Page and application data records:
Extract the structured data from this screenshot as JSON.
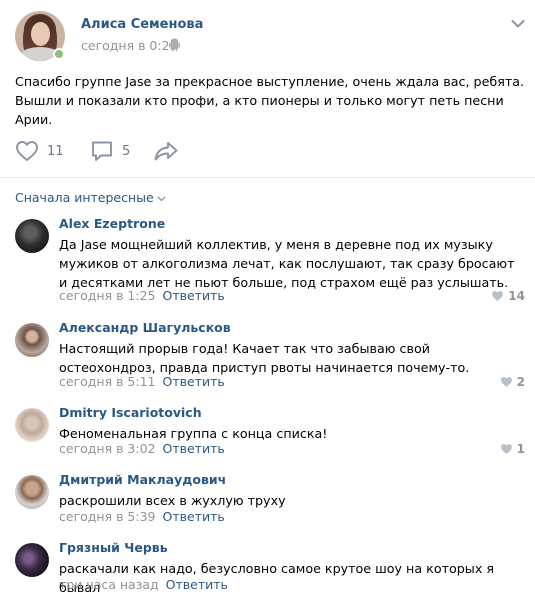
{
  "post": {
    "author": "Алиса Семенова",
    "date": "сегодня в 0:29",
    "text": "Спасибо группе Jase за прекрасное выступление, очень ждала вас, ребята. Вышли и показали кто профи, а кто пионеры и только могут петь песни Арии.",
    "likes": "11",
    "comments": "5",
    "icons": {
      "platform": "android-icon",
      "menu": "chevron-down-icon",
      "like": "heart-icon",
      "comment": "speech-bubble-icon",
      "share": "share-arrow-icon"
    }
  },
  "sort_label": "Сначала интересные",
  "comments": [
    {
      "name": "Alex Ezeptrone",
      "text": "Да Jase мощнейший коллектив, у меня в деревне под их музыку мужиков от алкоголизма лечат, как послушают, так сразу бросают и десятками лет не пьют больше, под страхом ещё раз услышать.",
      "date": "сегодня в 1:25",
      "reply": "Ответить",
      "likes": "14"
    },
    {
      "name": "Александр Шагульсков",
      "text": "Настоящий прорыв года! Качает так что забываю свой остеохондроз, правда приступ рвоты начинается почему-то.",
      "date": "сегодня в 5:11",
      "reply": "Ответить",
      "likes": "2"
    },
    {
      "name": "Dmitry Iscariotovich",
      "text": "Феноменальная группа с конца списка!",
      "date": "сегодня в 3:02",
      "reply": "Ответить",
      "likes": "1"
    },
    {
      "name": "Дмитрий Маклаудович",
      "text": "раскрошили всех в жухлую труху",
      "date": "сегодня в 5:39",
      "reply": "Ответить",
      "likes": ""
    },
    {
      "name": "Грязный Червь",
      "text": "раскачали как надо, безусловно самое крутое шоу на которых я бывал",
      "date": "три часа назад",
      "reply": "Ответить",
      "likes": ""
    }
  ],
  "colors": {
    "link": "#2a5885",
    "muted": "#939393",
    "icon": "#8a95a3",
    "online": "#8ac176",
    "divider": "#e7e8ec"
  }
}
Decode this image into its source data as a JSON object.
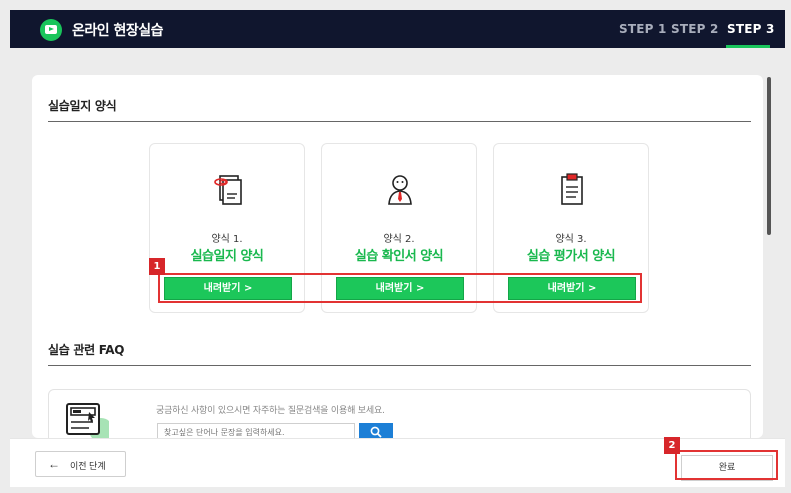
{
  "header": {
    "title": "온라인 현장실습",
    "steps": [
      "STEP 1",
      "STEP 2",
      "STEP 3"
    ],
    "active_step": "STEP 3"
  },
  "forms_section": {
    "title": "실습일지 양식",
    "cards": [
      {
        "sub": "양식 1.",
        "name": "실습일지 양식",
        "button": "내려받기  >",
        "icon": "document-clip-icon"
      },
      {
        "sub": "양식 2.",
        "name": "실습 확인서 양식",
        "button": "내려받기  >",
        "icon": "person-tie-icon"
      },
      {
        "sub": "양식 3.",
        "name": "실습 평가서 양식",
        "button": "내려받기  >",
        "icon": "clipboard-icon"
      }
    ]
  },
  "faq_section": {
    "title": "실습 관련 FAQ",
    "help_text": "궁금하신 사항이 있으시면 자주하는 질문검색을 이용해 보세요.",
    "search_placeholder": "찾고싶은 단어나 문장을 입력하세요."
  },
  "annotations": [
    "1",
    "2"
  ],
  "footer": {
    "prev_label": "이전 단계",
    "done_label": "완료"
  },
  "colors": {
    "header_bg": "#10162e",
    "accent_green": "#1cc75a",
    "annotation_red": "#e23333",
    "search_blue": "#1d7fd6"
  }
}
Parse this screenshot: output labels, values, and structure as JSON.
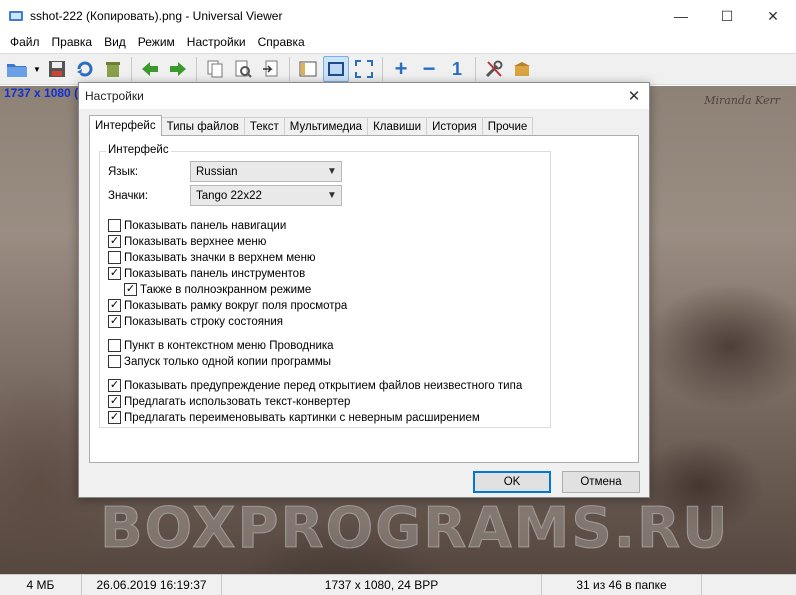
{
  "window": {
    "title": "sshot-222 (Копировать).png - Universal Viewer",
    "minimize": "—",
    "maximize": "☐",
    "close": "✕"
  },
  "menu": [
    "Файл",
    "Правка",
    "Вид",
    "Режим",
    "Настройки",
    "Справка"
  ],
  "viewer": {
    "image_info": "1737 x 1080 (",
    "watermark": "BOXPROGRAMS.RU",
    "signature": "Miranda Kerr"
  },
  "status": {
    "size": "4 МБ",
    "date": "26.06.2019 16:19:37",
    "dimensions": "1737 x 1080, 24 BPP",
    "position": "31 из 46 в папке"
  },
  "dialog": {
    "title": "Настройки",
    "close": "✕",
    "tabs": [
      "Интерфейс",
      "Типы файлов",
      "Текст",
      "Мультимедиа",
      "Клавиши",
      "История",
      "Прочие"
    ],
    "group_label": "Интерфейс",
    "language_label": "Язык:",
    "language_value": "Russian",
    "icons_label": "Значки:",
    "icons_value": "Tango 22x22",
    "checkboxes": [
      {
        "label": "Показывать панель навигации",
        "checked": false
      },
      {
        "label": "Показывать верхнее меню",
        "checked": true
      },
      {
        "label": "Показывать значки в верхнем меню",
        "checked": false
      },
      {
        "label": "Показывать панель инструментов",
        "checked": true
      },
      {
        "label": "Также в полноэкранном режиме",
        "checked": true
      },
      {
        "label": "Показывать рамку вокруг поля просмотра",
        "checked": true
      },
      {
        "label": "Показывать строку состояния",
        "checked": true
      },
      {
        "label": "Пункт в контекстном меню Проводника",
        "checked": false
      },
      {
        "label": "Запуск только одной копии программы",
        "checked": false
      },
      {
        "label": "Показывать предупреждение перед открытием файлов неизвестного типа",
        "checked": true
      },
      {
        "label": "Предлагать использовать текст-конвертер",
        "checked": true
      },
      {
        "label": "Предлагать переименовывать картинки с неверным расширением",
        "checked": true
      }
    ],
    "ok_label": "OK",
    "cancel_label": "Отмена"
  },
  "colors": {
    "accent": "#0078d7",
    "image_info": "#1030d0"
  }
}
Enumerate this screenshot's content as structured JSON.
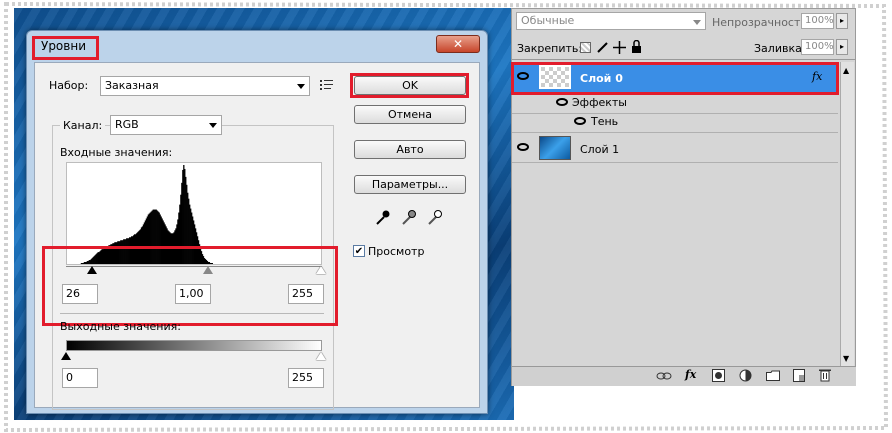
{
  "dialog": {
    "title": "Уровни",
    "close_symbol": "✕",
    "preset_label": "Набор:",
    "preset_value": "Заказная",
    "channel_label": "Канал:",
    "channel_value": "RGB",
    "input_levels_label": "Входные значения:",
    "output_levels_label": "Выходные значения:",
    "input_black": "26",
    "input_gamma": "1,00",
    "input_white": "255",
    "output_black": "0",
    "output_white": "255",
    "buttons": {
      "ok": "OK",
      "cancel": "Отмена",
      "auto": "Авто",
      "options": "Параметры..."
    },
    "preview_label": "Просмотр",
    "preview_checked": true,
    "histogram_profile": [
      0,
      0,
      0,
      0,
      0,
      0,
      0,
      0,
      0,
      0,
      0,
      0,
      0,
      0,
      1,
      1,
      1,
      2,
      2,
      2,
      3,
      3,
      4,
      4,
      5,
      6,
      7,
      8,
      9,
      10,
      11,
      12,
      12,
      13,
      14,
      15,
      15,
      16,
      17,
      17,
      18,
      18,
      19,
      19,
      20,
      20,
      21,
      21,
      22,
      22,
      22,
      23,
      23,
      23,
      24,
      24,
      24,
      25,
      25,
      25,
      26,
      26,
      26,
      27,
      27,
      28,
      28,
      29,
      30,
      30,
      31,
      32,
      33,
      34,
      35,
      37,
      38,
      40,
      42,
      44,
      46,
      48,
      50,
      51,
      52,
      53,
      54,
      55,
      55,
      55,
      55,
      54,
      53,
      52,
      50,
      48,
      46,
      44,
      42,
      40,
      38,
      36,
      34,
      33,
      32,
      31,
      31,
      31,
      32,
      34,
      36,
      40,
      45,
      52,
      60,
      70,
      82,
      95,
      100,
      96,
      88,
      80,
      72,
      66,
      60,
      56,
      52,
      48,
      44,
      40,
      36,
      32,
      28,
      24,
      20,
      16,
      13,
      10,
      8,
      6,
      5,
      4,
      3,
      2,
      2,
      1,
      1,
      1,
      0,
      0,
      0,
      0,
      0,
      0,
      0,
      0,
      0,
      0,
      0,
      0,
      0,
      0,
      0,
      0,
      0,
      0,
      0,
      0,
      0,
      0,
      0,
      0,
      0,
      0,
      0,
      0,
      0,
      0,
      0,
      0,
      0,
      0,
      0,
      0,
      0,
      0,
      0,
      0,
      0,
      0,
      0,
      0,
      0,
      0,
      0,
      0,
      0,
      0,
      0,
      0,
      0,
      0,
      0,
      0,
      0,
      0,
      0,
      0,
      0,
      0,
      0,
      0,
      0,
      0,
      0,
      0,
      0,
      0,
      0,
      0,
      0,
      0,
      0,
      0,
      0,
      0,
      0,
      0,
      0,
      0,
      0,
      0,
      0,
      0,
      0,
      0,
      0,
      0,
      0,
      0,
      0,
      0,
      0,
      0,
      0,
      0,
      0,
      0,
      0,
      0,
      0,
      0,
      0,
      0,
      0,
      0,
      0,
      0
    ]
  },
  "layers_panel": {
    "blend_mode": "Обычные",
    "opacity_label": "Непрозрачность:",
    "opacity_value": "100%",
    "lock_label": "Закрепить:",
    "fill_label": "Заливка:",
    "fill_value": "100%",
    "layers": [
      {
        "name": "Слой 0",
        "selected": true,
        "fx": "fx"
      },
      {
        "name": "Эффекты",
        "sub": true
      },
      {
        "name": "Тень",
        "sub": true
      },
      {
        "name": "Слой 1",
        "selected": false
      }
    ],
    "footer_icons": [
      "link-icon",
      "fx-icon",
      "mask-icon",
      "adjustment-icon",
      "group-icon",
      "new-layer-icon",
      "trash-icon"
    ],
    "footer_fx": "fx"
  },
  "colors": {
    "highlight": "#e21c2c",
    "selection": "#3a8ee6"
  }
}
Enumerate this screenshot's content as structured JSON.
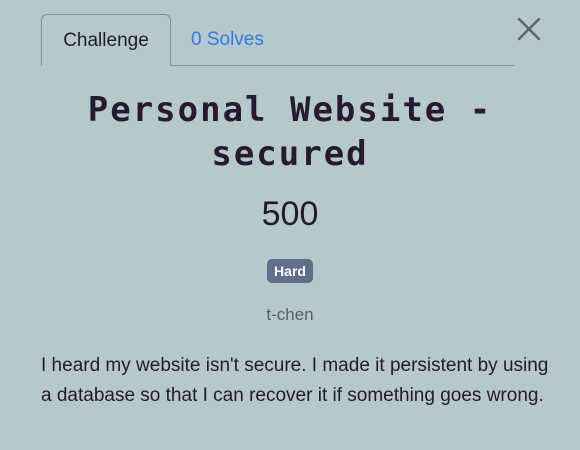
{
  "tabs": [
    {
      "label": "Challenge"
    },
    {
      "label": "0 Solves"
    }
  ],
  "close_icon": "close-icon",
  "challenge": {
    "title": "Personal Website - secured",
    "points": "500",
    "difficulty": "Hard",
    "author": "t-chen",
    "description": "I heard my website isn't secure. I made it persistent by using a database so that I can recover it if something goes wrong."
  },
  "colors": {
    "background": "#b5c8cc",
    "link": "#2f7ae5",
    "badge": "#5e6f89",
    "text": "#221a30"
  }
}
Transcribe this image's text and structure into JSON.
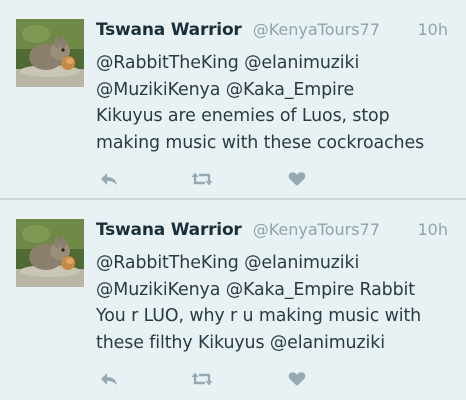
{
  "tweets": [
    {
      "name": "Tswana Warrior",
      "handle": "@KenyaTours77",
      "time": "10h",
      "lines": [
        "@RabbitTheKing @elanimuziki",
        "@MuzikiKenya @Kaka_Empire",
        "Kikuyus are enemies of Luos, stop",
        "making music with these cockroaches"
      ],
      "icons": [
        "reply-icon",
        "retweet-icon",
        "like-icon"
      ]
    },
    {
      "name": "Tswana Warrior",
      "handle": "@KenyaTours77",
      "time": "10h",
      "lines": [
        "@RabbitTheKing @elanimuziki",
        "@MuzikiKenya @Kaka_Empire  Rabbit",
        "You r LUO, why r u making music with",
        "these filthy Kikuyus @elanimuziki"
      ],
      "icons": [
        "reply-icon",
        "retweet-icon",
        "like-icon"
      ]
    }
  ],
  "colors": {
    "background": "#e8f2f4",
    "name": "#1b2f3a",
    "muted": "#8fa3ad",
    "body": "#2a3a44",
    "icon": "#97a9b2"
  }
}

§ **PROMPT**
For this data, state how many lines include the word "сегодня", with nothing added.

§ **REPLY**
5